/---

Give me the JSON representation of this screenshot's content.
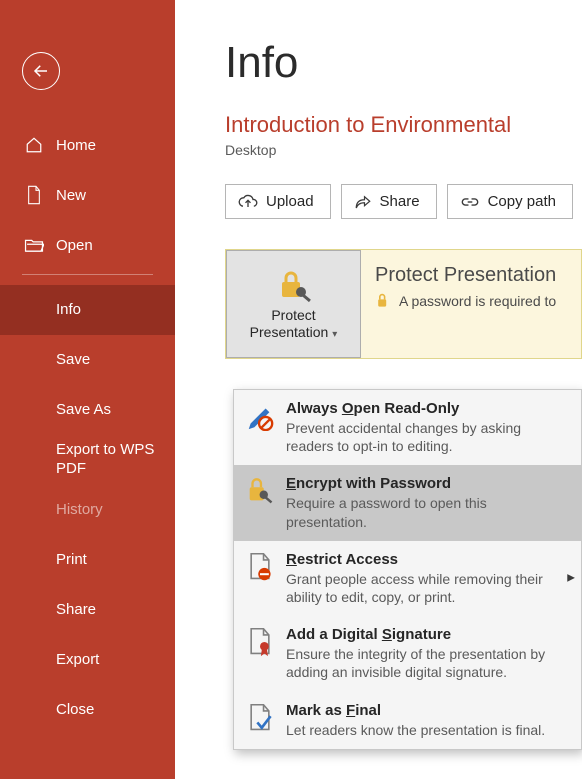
{
  "sidebar": {
    "top": [
      {
        "label": "Home"
      },
      {
        "label": "New"
      },
      {
        "label": "Open"
      }
    ],
    "sub": [
      {
        "label": "Info"
      },
      {
        "label": "Save"
      },
      {
        "label": "Save As"
      },
      {
        "label": "Export to WPS PDF"
      },
      {
        "label": "History"
      },
      {
        "label": "Print"
      },
      {
        "label": "Share"
      },
      {
        "label": "Export"
      },
      {
        "label": "Close"
      }
    ]
  },
  "main": {
    "page_title": "Info",
    "doc_title": "Introduction to Environmental ",
    "doc_path": "Desktop"
  },
  "toolbar": {
    "upload": "Upload",
    "share": "Share",
    "copy_path": "Copy path"
  },
  "protect": {
    "button_line1": "Protect",
    "button_line2": "Presentation",
    "header": "Protect Presentation",
    "subtext": "A password is required to "
  },
  "dropdown": {
    "items": [
      {
        "title_pre": "Always ",
        "title_u": "O",
        "title_post": "pen Read-Only",
        "desc": "Prevent accidental changes by asking readers to opt-in to editing."
      },
      {
        "title_pre": "",
        "title_u": "E",
        "title_post": "ncrypt with Password",
        "desc": "Require a password to open this presentation."
      },
      {
        "title_pre": "",
        "title_u": "R",
        "title_post": "estrict Access",
        "desc": "Grant people access while removing their ability to edit, copy, or print."
      },
      {
        "title_pre": "Add a Digital ",
        "title_u": "S",
        "title_post": "ignature",
        "desc": "Ensure the integrity of the presentation by adding an invisible digital signature."
      },
      {
        "title_pre": "Mark as ",
        "title_u": "F",
        "title_post": "inal",
        "desc": "Let readers know the presentation is final."
      }
    ]
  }
}
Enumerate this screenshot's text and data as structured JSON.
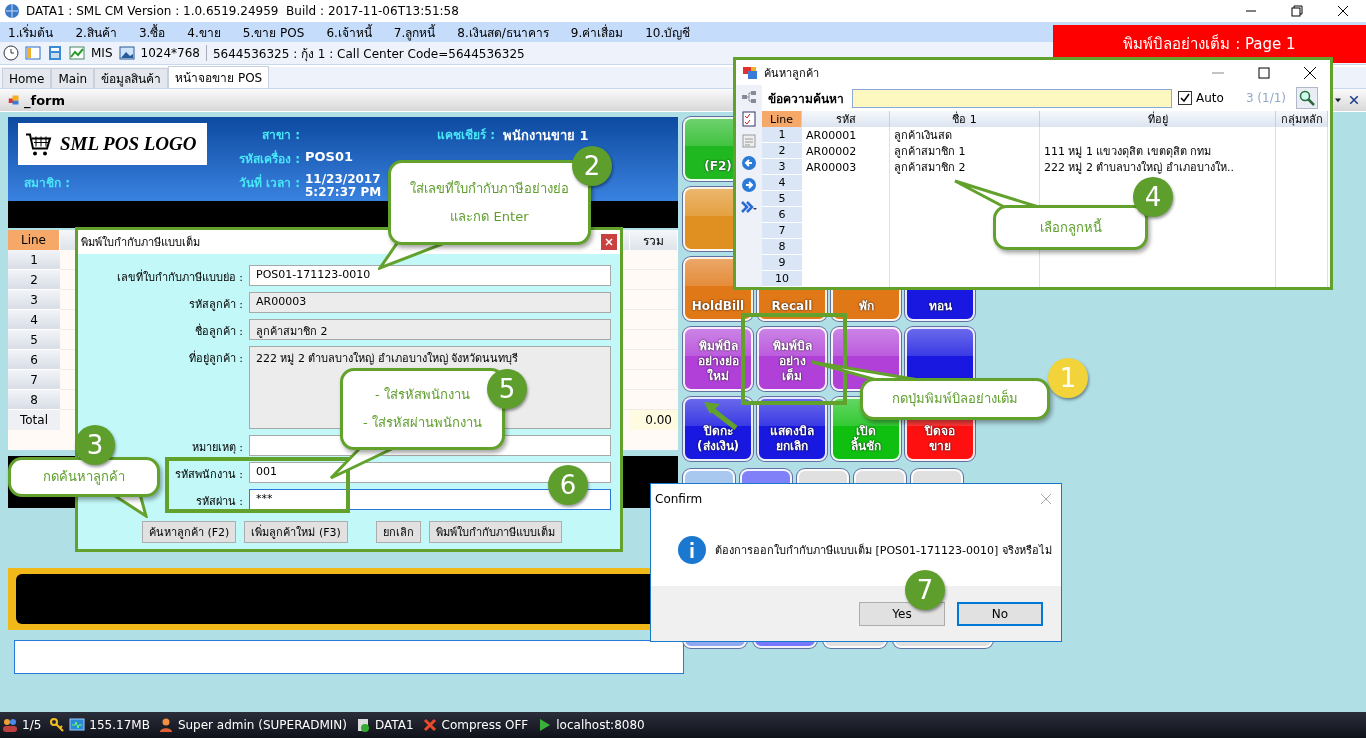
{
  "window": {
    "title": "DATA1 : SML CM Version : 1.0.6519.24959  Build : 2017-11-06T13:51:58"
  },
  "menu": [
    "1.เริ่มต้น",
    "2.สินค้า",
    "3.ซื้อ",
    "4.ขาย",
    "5.ขาย POS",
    "6.เจ้าหนี้",
    "7.ลูกหนี้",
    "8.เงินสด/ธนาคาร",
    "9.ค่าเสื่อม",
    "10.บัญชี"
  ],
  "toolbar": {
    "mis": "MIS",
    "resolution": "1024*768",
    "info": "5644536325 : กุ้ง 1 : Call Center Code=5644536325"
  },
  "tabs": [
    {
      "label": "Home",
      "selected": false
    },
    {
      "label": "Main",
      "selected": false
    },
    {
      "label": "ข้อมูลสินค้า",
      "selected": false
    },
    {
      "label": "หน้าจอขาย POS",
      "selected": true
    }
  ],
  "form_title": "_form",
  "banner": "พิมพ์บิลอย่างเต็ม : Page 1",
  "pos_header": {
    "logo": "SML POS LOGO",
    "member_label": "สมาชิก :",
    "branch_label": "สาขา :",
    "machine_label": "รหัสเครื่อง :",
    "machine": "POS01",
    "datetime_label": "วันที่ เวลา :",
    "date": "11/23/2017",
    "time": "5:27:37 PM",
    "cashier_label": "แคชเชียร์ :",
    "cashier": "พนักงานขาย 1"
  },
  "pos_table": {
    "line_header": "Line",
    "amount_header": "รวม",
    "rows": [
      "1",
      "2",
      "3",
      "4",
      "5",
      "6",
      "7",
      "8"
    ],
    "total_label": "Total",
    "total": "0.00"
  },
  "pos_buttons": [
    {
      "color": "#20b820",
      "lines": [
        "(F2)"
      ]
    },
    {
      "color": "#e09020"
    },
    {
      "color": "#e07818",
      "lines": [
        "HoldBill"
      ]
    },
    {
      "color": "#e07818",
      "lines": [
        "Recall"
      ]
    },
    {
      "color": "#e07818",
      "lines": [
        "พัก"
      ]
    },
    {
      "color": "#1818e0",
      "lines": [
        "ทอน"
      ]
    },
    {
      "color": "#b040d8",
      "lines": [
        "พิมพ์บิล",
        "อย่างย่อ",
        "ใหม่"
      ]
    },
    {
      "color": "#b040d8",
      "lines": [
        "พิมพ์บิล",
        "อย่าง",
        "เต็ม"
      ]
    },
    {
      "color": "#b040d8"
    },
    {
      "color": "#1818e0"
    },
    {
      "color": "#1818e0",
      "lines": [
        "ปิดกะ",
        "(ส่งเงิน)"
      ]
    },
    {
      "color": "#1818e0",
      "lines": [
        "แสดงบิล",
        "ยกเลิก"
      ]
    },
    {
      "color": "#10c010",
      "lines": [
        "เปิด",
        "ลิ้นชัก"
      ]
    },
    {
      "color": "#ff1010",
      "lines": [
        "ปิดจอ",
        "ขาย"
      ]
    }
  ],
  "lower_buttons": [
    {
      "color": "#a8c8f0"
    },
    {
      "color": "#8080f8"
    },
    {
      "color": "#e0e0e0"
    },
    {
      "color": "#e0e0e0"
    },
    {
      "color": "#e0e0e0"
    }
  ],
  "bottom_buttons": [
    {
      "color": "#90a8f0"
    },
    {
      "color": "#7878ff"
    },
    {
      "color": "#e0e0e0"
    },
    {
      "color": "#e0e0e0"
    }
  ],
  "tax_dialog": {
    "title": "พิมพ์ใบกำกับภาษีแบบเต็ม",
    "fields": [
      {
        "label": "เลขที่ใบกำกับภาษีแบบย่อ :",
        "value": "POS01-171123-0010",
        "kind": "input"
      },
      {
        "label": "รหัสลูกค้า :",
        "value": "AR00003",
        "kind": "readonly"
      },
      {
        "label": "ชื่อลูกค้า :",
        "value": "ลูกค้าสมาชิก 2",
        "kind": "readonly"
      },
      {
        "label": "ที่อยู่ลูกค้า :",
        "value": "222 หมู่ 2 ตำบลบางใหญ่ อำเภอบางใหญ่ จังหวัดนนทบุรี",
        "kind": "area"
      },
      {
        "label": "หมายเหตุ :",
        "kind": "input"
      },
      {
        "label": "รหัสพนักงาน :",
        "value": "001",
        "kind": "input"
      },
      {
        "label": "รหัสผ่าน :",
        "value": "***",
        "kind": "focused"
      }
    ],
    "buttons": [
      "ค้นหาลูกค้า (F2)",
      "เพิ่มลูกค้าใหม่ (F3)",
      "ยกเลิก",
      "พิมพ์ใบกำกับภาษีแบบเต็ม"
    ]
  },
  "search_window": {
    "title": "ค้นหาลูกค้า",
    "search_label": "ข้อความค้นหา",
    "auto": {
      "label": "Auto",
      "checked": true
    },
    "count": "3 (1/1)",
    "columns": [
      "Line",
      "รหัส",
      "ชื่อ 1",
      "ที่อยู่",
      "กลุ่มหลัก"
    ],
    "rows": [
      {
        "line": "1",
        "code": "AR00001",
        "name": "ลูกค้าเงินสด"
      },
      {
        "line": "2",
        "code": "AR00002",
        "name": "ลูกค้าสมาชิก 1",
        "address": "111 หมู่ 1 แขวงดุสิต เขตดุสิต กทม"
      },
      {
        "line": "3",
        "code": "AR00003",
        "name": "ลูกค้าสมาชิก 2",
        "address": "222 หมู่ 2 ตำบลบางใหญ่ อำเภอบางให.."
      },
      {
        "line": "4"
      },
      {
        "line": "5"
      },
      {
        "line": "6"
      },
      {
        "line": "7"
      },
      {
        "line": "8"
      },
      {
        "line": "9"
      },
      {
        "line": "10"
      }
    ]
  },
  "confirm": {
    "title": "Confirm",
    "message": "ต้องการออกใบกำกับภาษีแบบเต็ม [POS01-171123-0010] จริงหรือไม่",
    "buttons": [
      "Yes",
      "No"
    ]
  },
  "steps": [
    {
      "number": "1",
      "color": "#f2d43a",
      "lines": [
        "กดปุ่มพิมพ์บิลอย่างเต็ม"
      ]
    },
    {
      "number": "2",
      "color": "#5e9e2c",
      "lines": [
        "ใส่เลขที่ใบกำกับภาษีอย่างย่อ",
        "และกด Enter"
      ]
    },
    {
      "number": "3",
      "color": "#5e9e2c",
      "lines": [
        "กดค้นหาลูกค้า"
      ]
    },
    {
      "number": "4",
      "color": "#5e9e2c",
      "lines": [
        "เลือกลูกหนี้"
      ]
    },
    {
      "number": "5",
      "color": "#5e9e2c",
      "lines": [
        "- ใส่รหัสพนักงาน",
        "- ใส่รหัสผ่านพนักงาน"
      ]
    },
    {
      "number": "6",
      "color": "#5e9e2c"
    },
    {
      "number": "7",
      "color": "#5e9e2c"
    }
  ],
  "status_bar": {
    "sessions": "1/5",
    "memory": "155.17MB",
    "user": "Super admin (SUPERADMIN)",
    "database": "DATA1",
    "compress": "Compress OFF",
    "server": "localhost:8080"
  }
}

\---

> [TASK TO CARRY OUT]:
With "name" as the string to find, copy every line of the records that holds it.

> [RESULT OF THE EXERCISE]:
        "name": "ลูกค้าเงินสด"
        "name": "ลูกค้าสมาชิก 1",
        "name": "ลูกค้าสมาชิก 2",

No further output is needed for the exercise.